Under the law, the written notice or letter should contain the duration of the activity, the names of the students involved, and a plan to prevent violence. (READ: Facebook Messenger chat may give clues to Castillo’s hazing death)

Organizations, regardless of accreditation, are also required by law to approach school authorities and get at least two school representatives “to see to it that no physical harm of any kind shall be inflicted upon a recruit, neophyte or applicant.”

It was not made clear why Aegis Juris did not get accreditation for 2017. (READ: Aegis Juris co-founder vows ‘no cover-up’ in Castillo’s fatal hazing)

The last blunder before Castillo’s death was the fraternity’s involvement in a fight during the 2016 Bar Examinations, which ended with all members of Aegis Juris suspended from all Bar and student activities. – Rappler.com

 

Rambo Talabong

Rambo Talabong covers the House of Representatives and local governments for Rappler. Prior to this, he covered security and crime. He was named Jaime V. Ongpin Fellow in 2019 for his reporting on President Rodrigo Duterte’s war on drugs.
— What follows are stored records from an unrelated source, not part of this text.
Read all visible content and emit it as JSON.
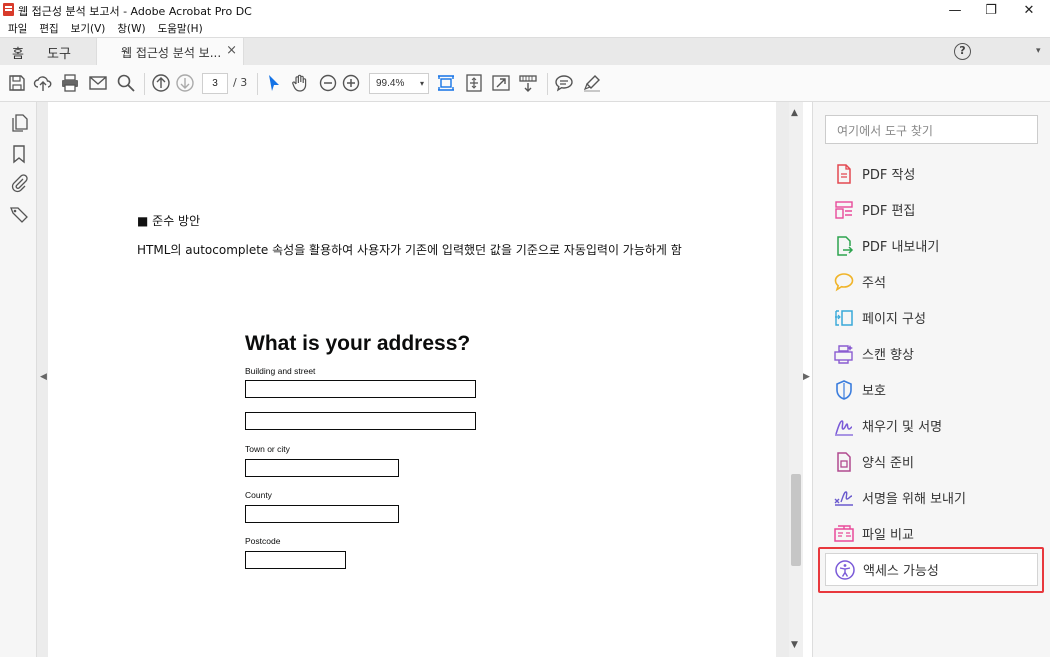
{
  "window": {
    "title": "웹 접근성 분석 보고서 - Adobe Acrobat Pro DC",
    "minimize": "—",
    "restore": "❐",
    "close": "✕"
  },
  "menu": [
    "파일",
    "편집",
    "보기(V)",
    "창(W)",
    "도움말(H)"
  ],
  "tabs": {
    "home": "홈",
    "tools": "도구",
    "document": "웹 접근성 분석 보...",
    "close": "×",
    "help": "?",
    "dropdown": "▾"
  },
  "toolbar": {
    "current_page": "3",
    "total_pages": "/ 3",
    "zoom": "99.4%",
    "zoom_arrow": "▾"
  },
  "document": {
    "heading": "■  준수 방안",
    "body": "HTML의 autocomplete 속성을 활용하여 사용자가 기존에 입력했던 값을 기준으로 자동입력이 가능하게 함",
    "form": {
      "title": "What is your address?",
      "labels": [
        "Building and street",
        "Town or city",
        "County",
        "Postcode"
      ]
    }
  },
  "scroll": {
    "up": "▲",
    "down": "▼"
  },
  "collapse": {
    "left": "◀",
    "right": "▶"
  },
  "right_panel": {
    "search_placeholder": "여기에서 도구 찾기",
    "tools": [
      {
        "label": "PDF 작성",
        "icon": "create-pdf-icon",
        "color": "#e34850"
      },
      {
        "label": "PDF 편집",
        "icon": "edit-pdf-icon",
        "color": "#e84a9a"
      },
      {
        "label": "PDF 내보내기",
        "icon": "export-pdf-icon",
        "color": "#2da44e"
      },
      {
        "label": "주석",
        "icon": "comment-icon",
        "color": "#f0b429"
      },
      {
        "label": "페이지 구성",
        "icon": "organize-pages-icon",
        "color": "#38a9d9"
      },
      {
        "label": "스캔 향상",
        "icon": "scan-enhance-icon",
        "color": "#8a5cd1"
      },
      {
        "label": "보호",
        "icon": "protect-icon",
        "color": "#3b7ddd"
      },
      {
        "label": "채우기 및 서명",
        "icon": "fill-sign-icon",
        "color": "#7a5ad8"
      },
      {
        "label": "양식 준비",
        "icon": "prepare-form-icon",
        "color": "#b14a8f"
      },
      {
        "label": "서명을 위해 보내기",
        "icon": "send-for-signature-icon",
        "color": "#6a5acd"
      },
      {
        "label": "파일 비교",
        "icon": "compare-files-icon",
        "color": "#e84a9a"
      },
      {
        "label": "액세스 가능성",
        "icon": "accessibility-icon",
        "color": "#7a5ad8"
      }
    ]
  }
}
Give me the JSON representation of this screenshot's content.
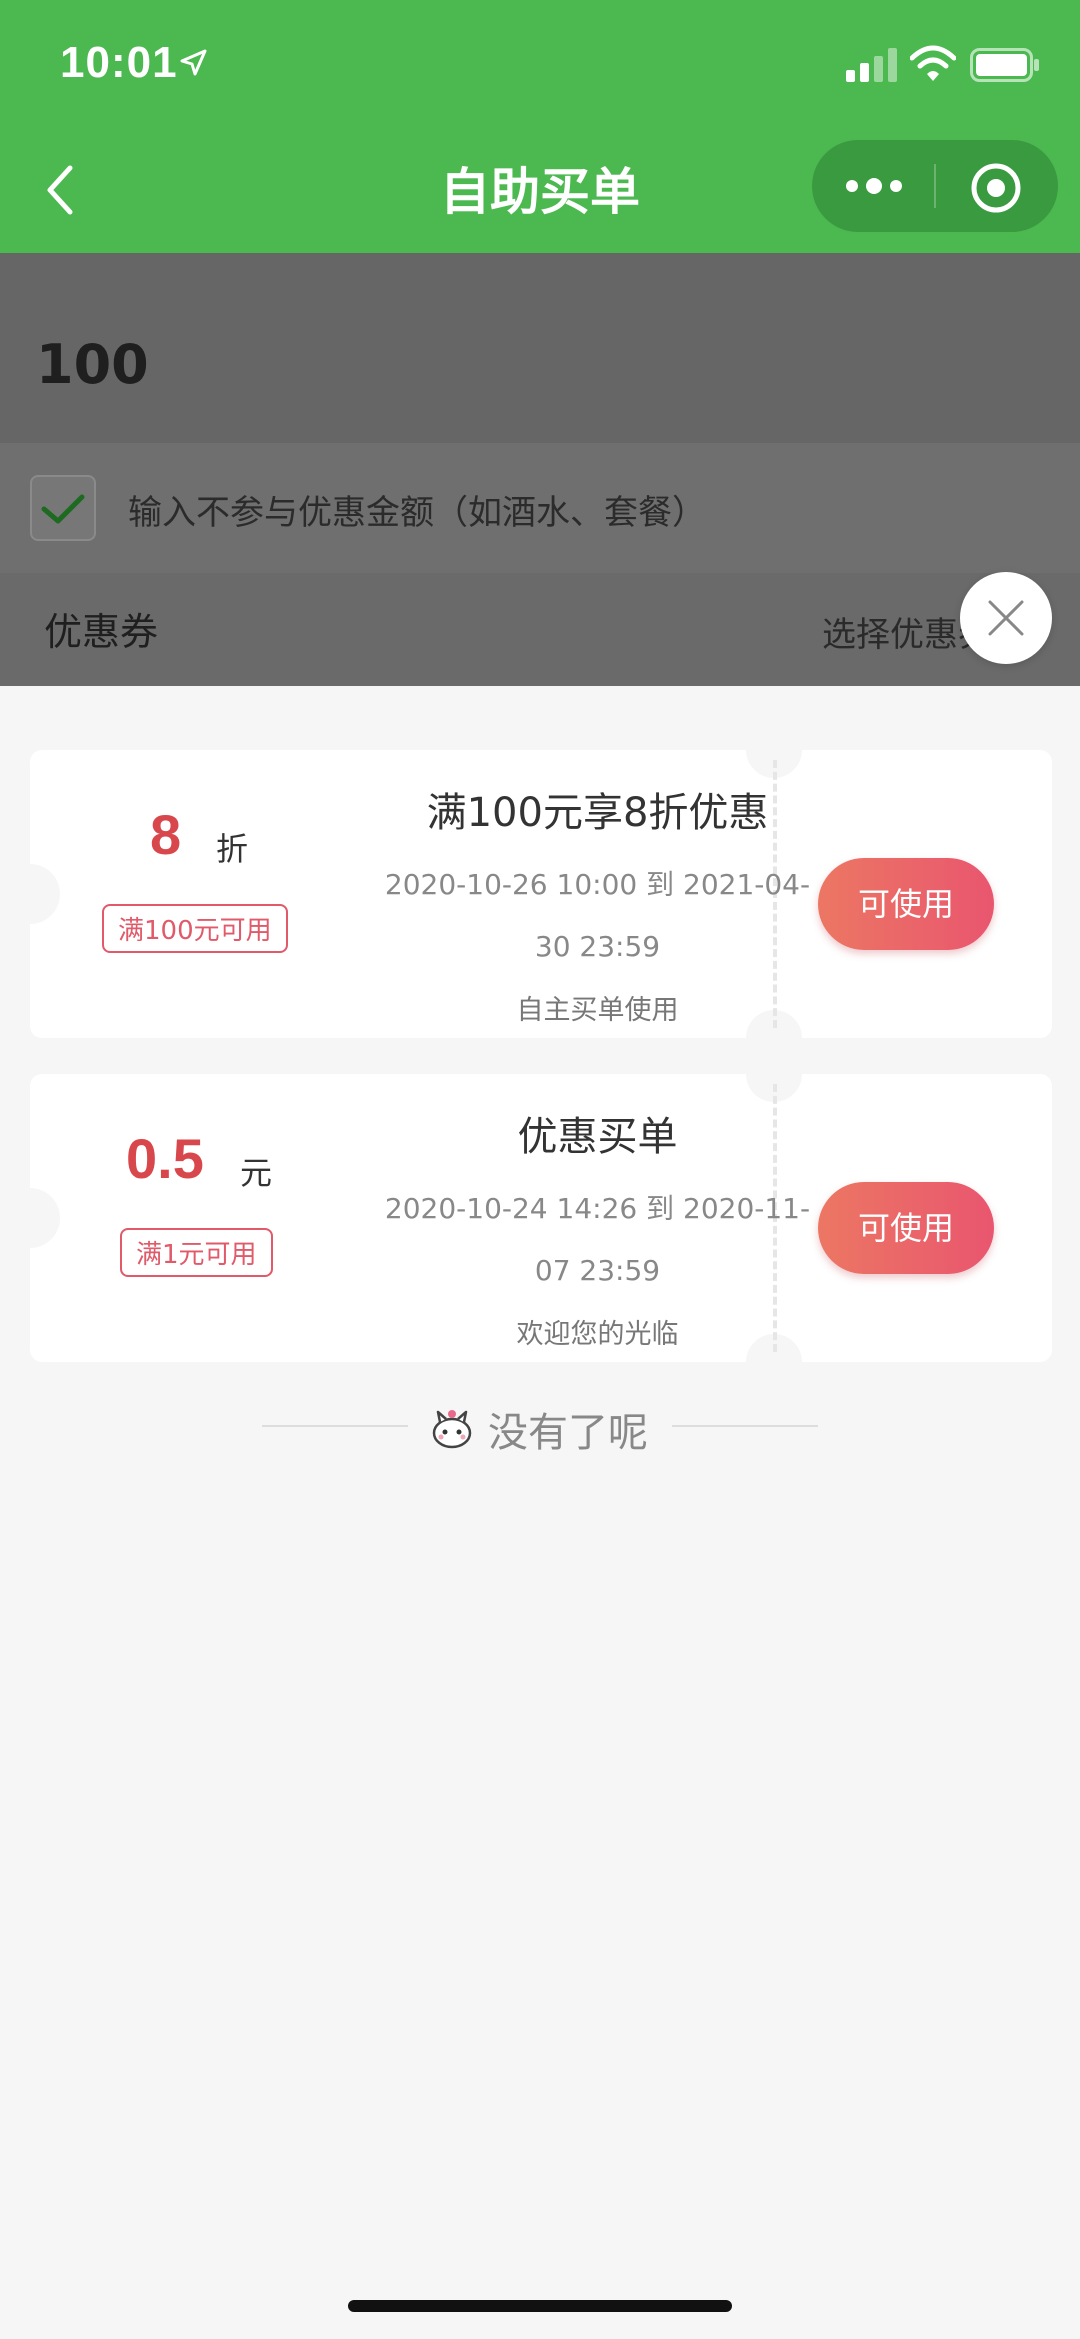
{
  "status_bar": {
    "time": "10:01"
  },
  "navbar": {
    "title": "自助买单"
  },
  "form": {
    "amount": "100",
    "exclude_label": "输入不参与优惠金额（如酒水、套餐）",
    "coupon_label": "优惠券",
    "coupon_select": "选择优惠券"
  },
  "coupons": [
    {
      "value": "8",
      "unit": "折",
      "condition": "满100元可用",
      "name": "满100元享8折优惠",
      "period_line1": "2020-10-26 10:00 到 2021-04-",
      "period_line2": "30 23:59",
      "desc": "自主买单使用",
      "button": "可使用"
    },
    {
      "value": "0.5",
      "unit": "元",
      "condition": "满1元可用",
      "name": "优惠买单",
      "period_line1": "2020-10-24 14:26 到 2020-11-",
      "period_line2": "07 23:59",
      "desc": "欢迎您的光临",
      "button": "可使用"
    }
  ],
  "end_text": "没有了呢",
  "colors": {
    "green": "#4bb94f",
    "red": "#d8474b",
    "button_gradient_start": "#ec7763",
    "button_gradient_end": "#e9566f"
  }
}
In 2021, he was selected as a journalism fellow by the Fellowships at Auschwitz for the Study of Professional Ethics.